= Work instruction =
Among the entries that follow, find the lines holding "inches" and say how many there are, with no other words.

= Source records =
::::::::
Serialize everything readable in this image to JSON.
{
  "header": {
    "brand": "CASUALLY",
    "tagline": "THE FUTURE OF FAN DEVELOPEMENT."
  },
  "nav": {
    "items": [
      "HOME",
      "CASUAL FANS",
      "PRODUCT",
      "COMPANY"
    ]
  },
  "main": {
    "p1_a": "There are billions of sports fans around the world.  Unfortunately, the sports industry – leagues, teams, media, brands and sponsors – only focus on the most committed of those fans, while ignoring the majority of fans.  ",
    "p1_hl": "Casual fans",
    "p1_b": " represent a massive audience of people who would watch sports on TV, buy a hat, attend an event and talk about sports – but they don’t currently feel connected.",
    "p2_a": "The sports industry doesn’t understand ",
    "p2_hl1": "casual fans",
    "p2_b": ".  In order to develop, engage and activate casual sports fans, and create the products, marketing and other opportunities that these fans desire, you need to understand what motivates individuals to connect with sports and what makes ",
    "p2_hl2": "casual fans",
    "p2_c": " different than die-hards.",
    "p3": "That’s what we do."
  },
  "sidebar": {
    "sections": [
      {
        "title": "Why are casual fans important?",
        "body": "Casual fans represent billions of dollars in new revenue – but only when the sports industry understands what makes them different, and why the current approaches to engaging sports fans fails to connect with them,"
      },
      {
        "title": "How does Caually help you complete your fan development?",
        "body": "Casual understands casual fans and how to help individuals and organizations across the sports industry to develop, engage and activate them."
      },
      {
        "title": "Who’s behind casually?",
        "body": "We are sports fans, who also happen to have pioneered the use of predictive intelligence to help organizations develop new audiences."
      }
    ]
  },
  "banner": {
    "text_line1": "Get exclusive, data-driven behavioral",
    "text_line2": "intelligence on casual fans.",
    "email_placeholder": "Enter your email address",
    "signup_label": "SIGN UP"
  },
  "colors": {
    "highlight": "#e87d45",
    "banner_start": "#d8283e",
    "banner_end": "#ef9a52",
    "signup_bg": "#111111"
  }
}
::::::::
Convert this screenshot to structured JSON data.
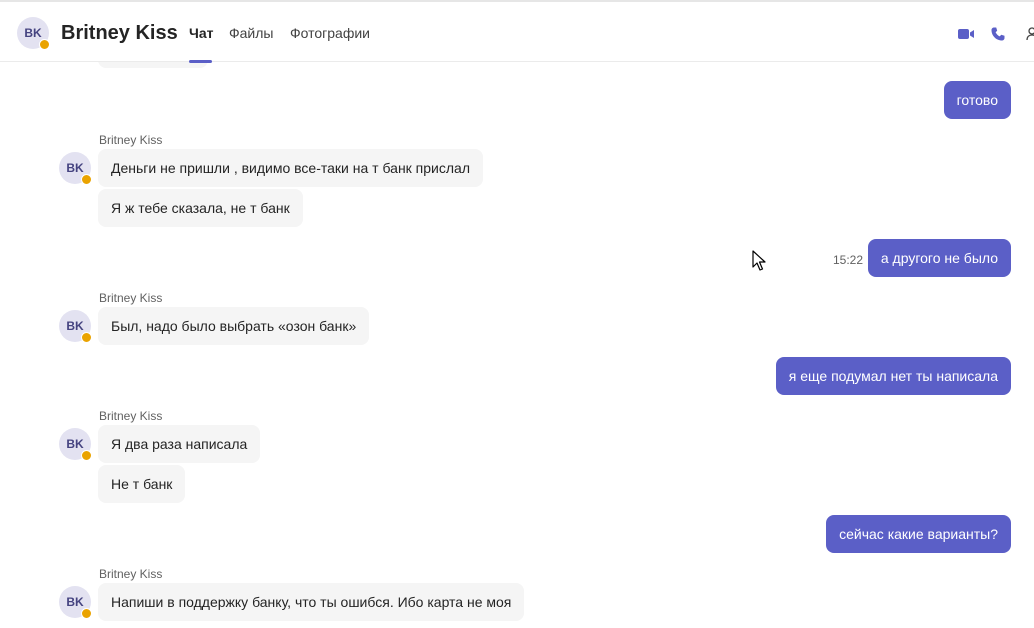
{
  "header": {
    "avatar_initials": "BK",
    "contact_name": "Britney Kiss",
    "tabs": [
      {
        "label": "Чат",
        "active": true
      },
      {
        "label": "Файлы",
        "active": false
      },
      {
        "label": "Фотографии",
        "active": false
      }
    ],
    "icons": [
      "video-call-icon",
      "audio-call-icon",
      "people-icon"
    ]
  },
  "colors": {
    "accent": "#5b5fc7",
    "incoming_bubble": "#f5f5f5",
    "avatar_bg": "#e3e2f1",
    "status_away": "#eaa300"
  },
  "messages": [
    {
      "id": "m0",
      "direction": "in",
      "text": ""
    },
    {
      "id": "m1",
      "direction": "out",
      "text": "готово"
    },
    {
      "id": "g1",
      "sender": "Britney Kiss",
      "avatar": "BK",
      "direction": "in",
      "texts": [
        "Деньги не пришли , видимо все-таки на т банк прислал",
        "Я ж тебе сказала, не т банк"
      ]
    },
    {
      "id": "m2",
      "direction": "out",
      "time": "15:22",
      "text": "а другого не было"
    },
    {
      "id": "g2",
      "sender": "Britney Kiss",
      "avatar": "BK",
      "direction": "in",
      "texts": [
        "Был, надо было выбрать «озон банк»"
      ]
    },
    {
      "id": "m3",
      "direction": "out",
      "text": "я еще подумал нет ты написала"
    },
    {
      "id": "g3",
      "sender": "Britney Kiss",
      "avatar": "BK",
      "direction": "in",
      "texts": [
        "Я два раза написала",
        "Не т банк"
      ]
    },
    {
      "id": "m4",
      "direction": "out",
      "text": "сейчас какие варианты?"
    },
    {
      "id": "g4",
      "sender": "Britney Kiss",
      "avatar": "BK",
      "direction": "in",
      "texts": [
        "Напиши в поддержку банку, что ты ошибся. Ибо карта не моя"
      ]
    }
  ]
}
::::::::
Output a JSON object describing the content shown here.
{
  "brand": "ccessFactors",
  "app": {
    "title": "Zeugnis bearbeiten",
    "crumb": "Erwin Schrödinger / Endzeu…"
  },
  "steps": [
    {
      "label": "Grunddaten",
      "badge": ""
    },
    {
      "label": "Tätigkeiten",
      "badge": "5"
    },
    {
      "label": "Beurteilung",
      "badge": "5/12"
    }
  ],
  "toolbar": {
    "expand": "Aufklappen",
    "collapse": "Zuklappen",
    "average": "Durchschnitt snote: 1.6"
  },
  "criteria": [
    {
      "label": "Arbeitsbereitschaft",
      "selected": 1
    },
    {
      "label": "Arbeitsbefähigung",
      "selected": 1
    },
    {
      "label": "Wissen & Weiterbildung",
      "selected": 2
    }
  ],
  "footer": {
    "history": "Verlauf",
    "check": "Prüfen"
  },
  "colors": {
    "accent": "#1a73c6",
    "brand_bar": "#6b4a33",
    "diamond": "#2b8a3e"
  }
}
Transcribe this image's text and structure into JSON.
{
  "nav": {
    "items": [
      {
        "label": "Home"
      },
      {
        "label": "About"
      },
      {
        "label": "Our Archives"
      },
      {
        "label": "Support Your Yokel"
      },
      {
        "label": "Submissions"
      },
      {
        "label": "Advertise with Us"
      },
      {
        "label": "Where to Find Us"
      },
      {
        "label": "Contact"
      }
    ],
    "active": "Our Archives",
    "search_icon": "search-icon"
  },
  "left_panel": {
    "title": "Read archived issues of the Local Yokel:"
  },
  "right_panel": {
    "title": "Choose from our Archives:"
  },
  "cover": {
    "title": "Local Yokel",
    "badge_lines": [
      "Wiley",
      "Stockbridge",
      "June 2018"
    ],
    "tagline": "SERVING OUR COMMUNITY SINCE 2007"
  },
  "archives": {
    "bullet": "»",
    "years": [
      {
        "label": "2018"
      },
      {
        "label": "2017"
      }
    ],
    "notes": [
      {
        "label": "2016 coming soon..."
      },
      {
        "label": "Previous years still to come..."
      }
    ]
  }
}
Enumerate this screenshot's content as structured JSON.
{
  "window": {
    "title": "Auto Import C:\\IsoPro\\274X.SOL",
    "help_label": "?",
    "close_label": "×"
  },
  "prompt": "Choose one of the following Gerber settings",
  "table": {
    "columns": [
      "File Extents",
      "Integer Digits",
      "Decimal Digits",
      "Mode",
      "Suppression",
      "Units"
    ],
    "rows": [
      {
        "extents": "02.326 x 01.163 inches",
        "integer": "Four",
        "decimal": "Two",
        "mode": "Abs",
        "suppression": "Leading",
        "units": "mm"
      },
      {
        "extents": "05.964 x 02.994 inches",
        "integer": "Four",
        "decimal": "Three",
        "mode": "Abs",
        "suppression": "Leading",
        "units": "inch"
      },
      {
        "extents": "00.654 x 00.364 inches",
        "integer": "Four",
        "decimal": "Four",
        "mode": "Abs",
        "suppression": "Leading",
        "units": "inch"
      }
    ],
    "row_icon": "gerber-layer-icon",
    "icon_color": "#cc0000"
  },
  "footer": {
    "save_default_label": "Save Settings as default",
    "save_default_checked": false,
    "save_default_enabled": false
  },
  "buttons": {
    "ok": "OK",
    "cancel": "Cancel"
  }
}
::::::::
= Reply =
3